* _What the task requires_
When you repeat the entries below, keep each word exactly as it is and drop the pictures.

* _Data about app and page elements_
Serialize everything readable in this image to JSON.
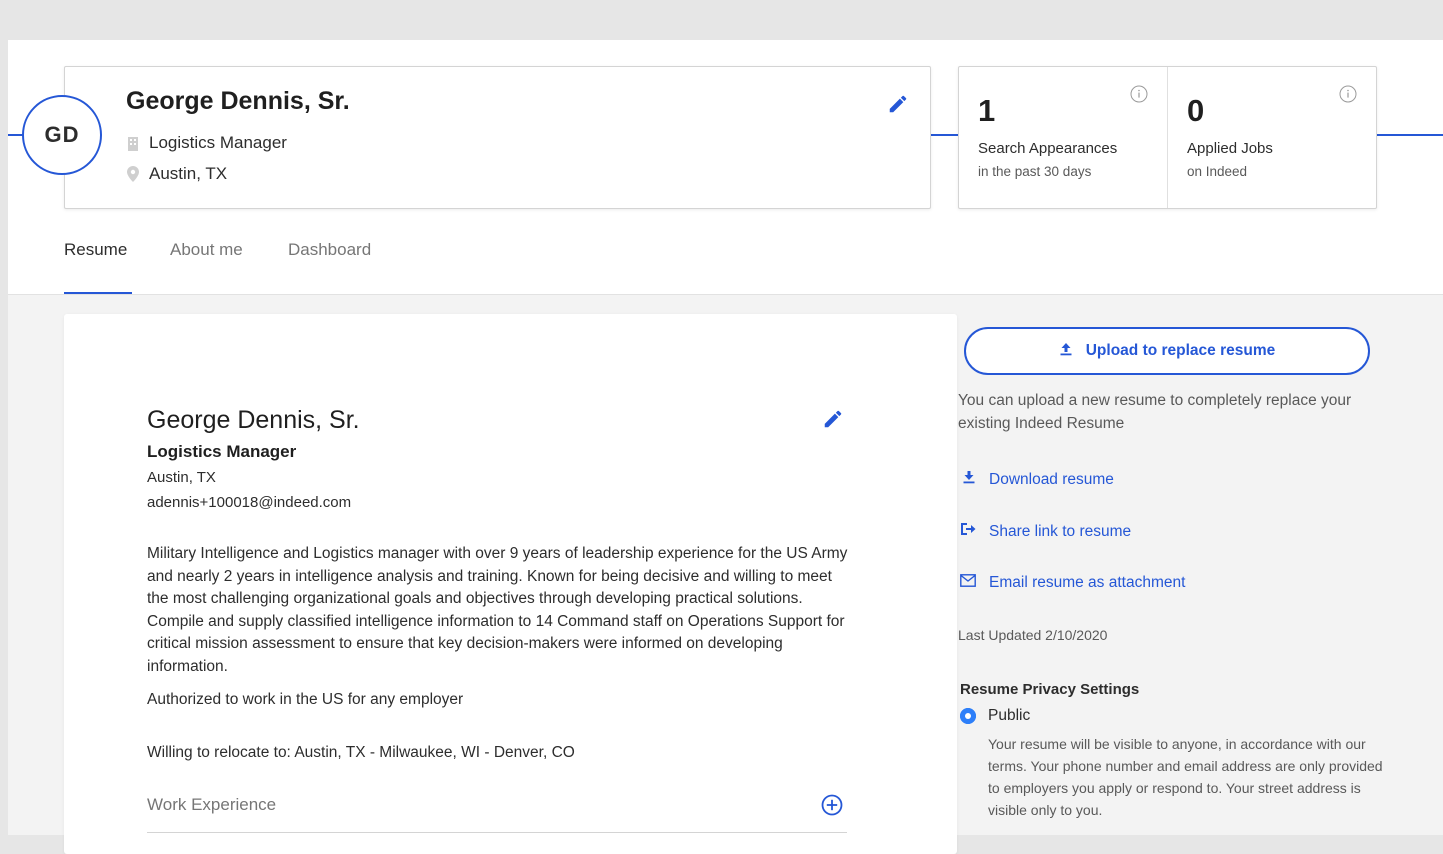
{
  "profile": {
    "initials": "GD",
    "name": "George Dennis, Sr.",
    "title": "Logistics Manager",
    "location": "Austin, TX"
  },
  "stats": [
    {
      "number": "1",
      "label": "Search Appearances",
      "sub": "in the past 30 days"
    },
    {
      "number": "0",
      "label": "Applied Jobs",
      "sub": "on Indeed"
    }
  ],
  "tabs": [
    {
      "label": "Resume",
      "active": true
    },
    {
      "label": "About me",
      "active": false
    },
    {
      "label": "Dashboard",
      "active": false
    }
  ],
  "resume": {
    "name": "George Dennis, Sr.",
    "title": "Logistics Manager",
    "location": "Austin, TX",
    "email": "adennis+100018@indeed.com",
    "summary": "Military Intelligence and Logistics manager with over 9 years of leadership experience for the US Army and nearly 2 years in intelligence analysis and training. Known for being decisive and willing to meet the most challenging organizational goals and objectives through developing practical solutions. Compile and supply classified intelligence information to 14 Command staff on Operations Support for critical mission assessment to ensure that key decision-makers were informed on developing information.",
    "work_authorization": "Authorized to work in the US for any employer",
    "relocate": "Willing to relocate to: Austin, TX - Milwaukee, WI - Denver, CO",
    "section_work_experience": "Work Experience"
  },
  "sidebar": {
    "upload_label": "Upload to replace resume",
    "upload_help": "You can upload a new resume to completely replace your existing Indeed Resume",
    "download_label": "Download resume",
    "share_label": "Share link to resume",
    "email_label": "Email resume as attachment",
    "last_updated": "Last Updated 2/10/2020",
    "privacy_title": "Resume Privacy Settings",
    "privacy_option": "Public",
    "privacy_desc": "Your resume will be visible to anyone, in accordance with our terms. Your phone number and email address are only provided to employers you apply or respond to. Your street address is visible only to you."
  },
  "colors": {
    "accent": "#2557d6",
    "radio": "#2d7ff9",
    "muted_text": "#595959",
    "background": "#f3f3f3"
  }
}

* _Result of the exercise_
Serialize everything readable in this image to JSON.
{
  "profile": {
    "initials": "GD",
    "name": "George Dennis, Sr.",
    "title": "Logistics Manager",
    "location": "Austin, TX"
  },
  "stats": [
    {
      "number": "1",
      "label": "Search Appearances",
      "sub": "in the past 30 days"
    },
    {
      "number": "0",
      "label": "Applied Jobs",
      "sub": "on Indeed"
    }
  ],
  "tabs": [
    {
      "label": "Resume",
      "active": true
    },
    {
      "label": "About me",
      "active": false
    },
    {
      "label": "Dashboard",
      "active": false
    }
  ],
  "resume": {
    "name": "George Dennis, Sr.",
    "title": "Logistics Manager",
    "location": "Austin, TX",
    "email": "adennis+100018@indeed.com",
    "summary": "Military Intelligence and Logistics manager with over 9 years of leadership experience for the US Army and nearly 2 years in intelligence analysis and training. Known for being decisive and willing to meet the most challenging organizational goals and objectives through developing practical solutions. Compile and supply classified intelligence information to 14 Command staff on Operations Support for critical mission assessment to ensure that key decision-makers were informed on developing information.",
    "work_authorization": "Authorized to work in the US for any employer",
    "relocate": "Willing to relocate to: Austin, TX - Milwaukee, WI - Denver, CO",
    "section_work_experience": "Work Experience"
  },
  "sidebar": {
    "upload_label": "Upload to replace resume",
    "upload_help": "You can upload a new resume to completely replace your existing Indeed Resume",
    "download_label": "Download resume",
    "share_label": "Share link to resume",
    "email_label": "Email resume as attachment",
    "last_updated": "Last Updated 2/10/2020",
    "privacy_title": "Resume Privacy Settings",
    "privacy_option": "Public",
    "privacy_desc": "Your resume will be visible to anyone, in accordance with our terms. Your phone number and email address are only provided to employers you apply or respond to. Your street address is visible only to you."
  },
  "colors": {
    "accent": "#2557d6",
    "radio": "#2d7ff9",
    "muted_text": "#595959",
    "background": "#f3f3f3"
  }
}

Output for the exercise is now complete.